▶ **What to work on**:
Report only the number of lines in this material that include the string "true".

******

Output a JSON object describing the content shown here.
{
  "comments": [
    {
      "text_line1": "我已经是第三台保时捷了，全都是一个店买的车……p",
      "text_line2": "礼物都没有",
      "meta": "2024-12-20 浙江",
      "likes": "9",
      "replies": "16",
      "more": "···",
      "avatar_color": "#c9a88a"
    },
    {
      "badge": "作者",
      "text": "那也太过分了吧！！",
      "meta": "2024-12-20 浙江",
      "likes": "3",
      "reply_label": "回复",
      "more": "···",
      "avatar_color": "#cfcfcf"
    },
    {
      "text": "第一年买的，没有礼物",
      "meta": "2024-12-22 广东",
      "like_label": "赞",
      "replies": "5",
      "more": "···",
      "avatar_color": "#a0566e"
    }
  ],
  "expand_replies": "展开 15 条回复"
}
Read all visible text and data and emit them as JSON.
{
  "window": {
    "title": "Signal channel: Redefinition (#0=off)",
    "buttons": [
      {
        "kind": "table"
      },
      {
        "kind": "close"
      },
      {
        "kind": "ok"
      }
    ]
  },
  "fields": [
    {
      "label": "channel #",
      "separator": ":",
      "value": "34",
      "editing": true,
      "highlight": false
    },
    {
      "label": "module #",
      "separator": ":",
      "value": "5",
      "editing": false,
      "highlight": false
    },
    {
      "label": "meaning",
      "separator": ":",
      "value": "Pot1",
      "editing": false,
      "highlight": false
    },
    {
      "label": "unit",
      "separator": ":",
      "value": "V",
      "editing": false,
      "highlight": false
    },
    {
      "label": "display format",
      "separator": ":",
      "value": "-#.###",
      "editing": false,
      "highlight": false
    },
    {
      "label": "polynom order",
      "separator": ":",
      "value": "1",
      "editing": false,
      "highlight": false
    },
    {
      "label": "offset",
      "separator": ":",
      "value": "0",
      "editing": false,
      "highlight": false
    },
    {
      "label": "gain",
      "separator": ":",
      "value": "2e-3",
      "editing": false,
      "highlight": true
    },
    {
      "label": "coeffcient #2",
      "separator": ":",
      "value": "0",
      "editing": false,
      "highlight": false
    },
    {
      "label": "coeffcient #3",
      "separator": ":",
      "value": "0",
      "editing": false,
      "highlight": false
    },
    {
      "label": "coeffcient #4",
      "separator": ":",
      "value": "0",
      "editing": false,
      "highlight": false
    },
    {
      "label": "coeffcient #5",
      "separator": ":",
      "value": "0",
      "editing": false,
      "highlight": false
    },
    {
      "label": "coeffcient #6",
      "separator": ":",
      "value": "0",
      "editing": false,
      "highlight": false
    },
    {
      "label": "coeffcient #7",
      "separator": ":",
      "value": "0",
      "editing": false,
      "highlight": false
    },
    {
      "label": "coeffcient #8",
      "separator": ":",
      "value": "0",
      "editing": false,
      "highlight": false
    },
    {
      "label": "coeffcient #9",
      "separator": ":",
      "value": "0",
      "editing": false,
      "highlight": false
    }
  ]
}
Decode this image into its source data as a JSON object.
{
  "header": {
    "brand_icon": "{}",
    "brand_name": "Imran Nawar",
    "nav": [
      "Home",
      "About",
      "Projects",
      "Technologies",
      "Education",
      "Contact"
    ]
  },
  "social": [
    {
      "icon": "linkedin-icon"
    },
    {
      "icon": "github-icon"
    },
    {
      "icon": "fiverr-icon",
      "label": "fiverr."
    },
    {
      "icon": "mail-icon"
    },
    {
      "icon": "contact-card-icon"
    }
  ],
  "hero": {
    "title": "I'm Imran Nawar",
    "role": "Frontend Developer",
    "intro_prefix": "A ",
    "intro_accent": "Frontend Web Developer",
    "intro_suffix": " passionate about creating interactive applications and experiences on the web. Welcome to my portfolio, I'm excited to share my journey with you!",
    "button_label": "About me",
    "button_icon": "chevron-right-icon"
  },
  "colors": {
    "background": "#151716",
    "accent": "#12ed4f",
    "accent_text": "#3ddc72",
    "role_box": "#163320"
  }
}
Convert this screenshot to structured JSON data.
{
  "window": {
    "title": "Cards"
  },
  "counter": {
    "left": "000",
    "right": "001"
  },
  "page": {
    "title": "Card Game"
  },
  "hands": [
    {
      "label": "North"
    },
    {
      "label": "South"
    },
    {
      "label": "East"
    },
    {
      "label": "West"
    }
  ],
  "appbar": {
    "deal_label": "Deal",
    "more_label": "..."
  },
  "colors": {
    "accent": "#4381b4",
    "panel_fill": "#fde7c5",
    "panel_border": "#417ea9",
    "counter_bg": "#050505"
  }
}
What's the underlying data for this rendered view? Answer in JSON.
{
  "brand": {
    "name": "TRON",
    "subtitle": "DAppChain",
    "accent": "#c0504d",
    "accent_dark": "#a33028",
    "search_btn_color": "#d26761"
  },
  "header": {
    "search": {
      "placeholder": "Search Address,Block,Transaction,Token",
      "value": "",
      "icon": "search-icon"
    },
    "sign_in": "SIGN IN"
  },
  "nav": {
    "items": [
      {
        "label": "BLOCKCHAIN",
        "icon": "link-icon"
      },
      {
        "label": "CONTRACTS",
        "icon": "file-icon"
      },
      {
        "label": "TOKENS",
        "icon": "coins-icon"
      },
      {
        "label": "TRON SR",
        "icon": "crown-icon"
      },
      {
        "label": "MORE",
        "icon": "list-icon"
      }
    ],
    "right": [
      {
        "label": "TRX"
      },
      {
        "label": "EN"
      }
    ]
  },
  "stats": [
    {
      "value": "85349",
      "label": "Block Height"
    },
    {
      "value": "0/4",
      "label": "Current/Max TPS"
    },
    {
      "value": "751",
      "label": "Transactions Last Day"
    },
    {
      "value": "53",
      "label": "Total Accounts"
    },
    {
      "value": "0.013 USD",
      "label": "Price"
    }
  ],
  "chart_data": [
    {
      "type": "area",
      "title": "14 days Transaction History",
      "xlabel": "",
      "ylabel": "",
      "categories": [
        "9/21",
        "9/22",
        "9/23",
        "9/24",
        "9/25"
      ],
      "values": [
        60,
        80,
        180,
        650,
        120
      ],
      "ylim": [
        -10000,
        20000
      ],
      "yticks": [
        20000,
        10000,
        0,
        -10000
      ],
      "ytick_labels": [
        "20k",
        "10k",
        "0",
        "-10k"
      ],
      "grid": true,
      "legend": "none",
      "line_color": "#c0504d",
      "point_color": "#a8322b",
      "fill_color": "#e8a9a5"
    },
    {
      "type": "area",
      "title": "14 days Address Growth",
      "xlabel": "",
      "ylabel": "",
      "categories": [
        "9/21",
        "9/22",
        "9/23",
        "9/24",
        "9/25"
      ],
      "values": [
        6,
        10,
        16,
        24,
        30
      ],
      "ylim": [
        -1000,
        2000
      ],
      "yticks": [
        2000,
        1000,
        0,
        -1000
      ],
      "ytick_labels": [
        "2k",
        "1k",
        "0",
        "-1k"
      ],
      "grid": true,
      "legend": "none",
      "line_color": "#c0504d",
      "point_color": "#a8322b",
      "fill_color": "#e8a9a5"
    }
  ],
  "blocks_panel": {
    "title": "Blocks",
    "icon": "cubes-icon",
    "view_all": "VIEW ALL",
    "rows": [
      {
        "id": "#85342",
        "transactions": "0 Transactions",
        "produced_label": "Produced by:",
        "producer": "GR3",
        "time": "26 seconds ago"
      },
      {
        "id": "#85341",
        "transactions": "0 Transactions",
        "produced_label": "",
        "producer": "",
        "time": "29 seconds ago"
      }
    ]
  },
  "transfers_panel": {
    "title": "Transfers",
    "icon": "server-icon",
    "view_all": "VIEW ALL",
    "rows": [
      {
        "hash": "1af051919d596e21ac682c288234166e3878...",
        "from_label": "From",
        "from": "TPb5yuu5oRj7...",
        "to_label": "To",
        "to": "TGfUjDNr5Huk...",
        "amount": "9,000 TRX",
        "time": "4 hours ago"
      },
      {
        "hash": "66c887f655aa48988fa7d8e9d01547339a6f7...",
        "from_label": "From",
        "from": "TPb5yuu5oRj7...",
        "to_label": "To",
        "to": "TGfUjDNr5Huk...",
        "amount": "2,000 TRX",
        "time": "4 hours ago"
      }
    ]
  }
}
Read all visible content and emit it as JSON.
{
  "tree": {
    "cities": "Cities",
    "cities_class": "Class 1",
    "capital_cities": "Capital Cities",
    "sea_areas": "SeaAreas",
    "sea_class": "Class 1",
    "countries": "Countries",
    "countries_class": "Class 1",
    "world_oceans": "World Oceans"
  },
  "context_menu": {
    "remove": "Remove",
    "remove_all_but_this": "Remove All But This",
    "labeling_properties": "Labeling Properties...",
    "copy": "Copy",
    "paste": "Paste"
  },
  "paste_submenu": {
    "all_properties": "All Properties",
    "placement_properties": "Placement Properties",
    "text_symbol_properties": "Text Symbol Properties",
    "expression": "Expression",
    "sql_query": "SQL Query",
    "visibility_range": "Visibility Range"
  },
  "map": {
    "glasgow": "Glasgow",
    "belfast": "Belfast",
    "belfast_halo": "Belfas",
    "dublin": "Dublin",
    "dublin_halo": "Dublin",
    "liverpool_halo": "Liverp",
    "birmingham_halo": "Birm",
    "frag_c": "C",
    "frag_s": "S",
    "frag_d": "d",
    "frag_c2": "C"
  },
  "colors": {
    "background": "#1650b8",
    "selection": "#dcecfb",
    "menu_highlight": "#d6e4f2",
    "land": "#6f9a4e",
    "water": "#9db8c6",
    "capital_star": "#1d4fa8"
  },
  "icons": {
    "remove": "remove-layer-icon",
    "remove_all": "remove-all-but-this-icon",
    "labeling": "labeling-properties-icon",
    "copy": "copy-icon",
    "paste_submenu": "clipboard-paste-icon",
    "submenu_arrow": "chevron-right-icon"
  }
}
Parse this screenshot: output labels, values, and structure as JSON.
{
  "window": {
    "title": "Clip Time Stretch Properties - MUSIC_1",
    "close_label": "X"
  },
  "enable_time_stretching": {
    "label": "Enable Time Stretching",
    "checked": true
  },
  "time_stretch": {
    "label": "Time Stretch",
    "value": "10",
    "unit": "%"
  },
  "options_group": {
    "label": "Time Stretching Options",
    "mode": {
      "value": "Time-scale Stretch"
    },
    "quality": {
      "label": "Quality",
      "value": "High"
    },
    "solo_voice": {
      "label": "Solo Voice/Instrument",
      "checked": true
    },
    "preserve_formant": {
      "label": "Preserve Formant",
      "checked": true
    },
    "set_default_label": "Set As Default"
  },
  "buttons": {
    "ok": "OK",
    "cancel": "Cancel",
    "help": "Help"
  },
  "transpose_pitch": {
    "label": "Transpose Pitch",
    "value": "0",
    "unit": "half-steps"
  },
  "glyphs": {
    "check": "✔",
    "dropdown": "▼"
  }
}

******

▶ **Result of this task**:
7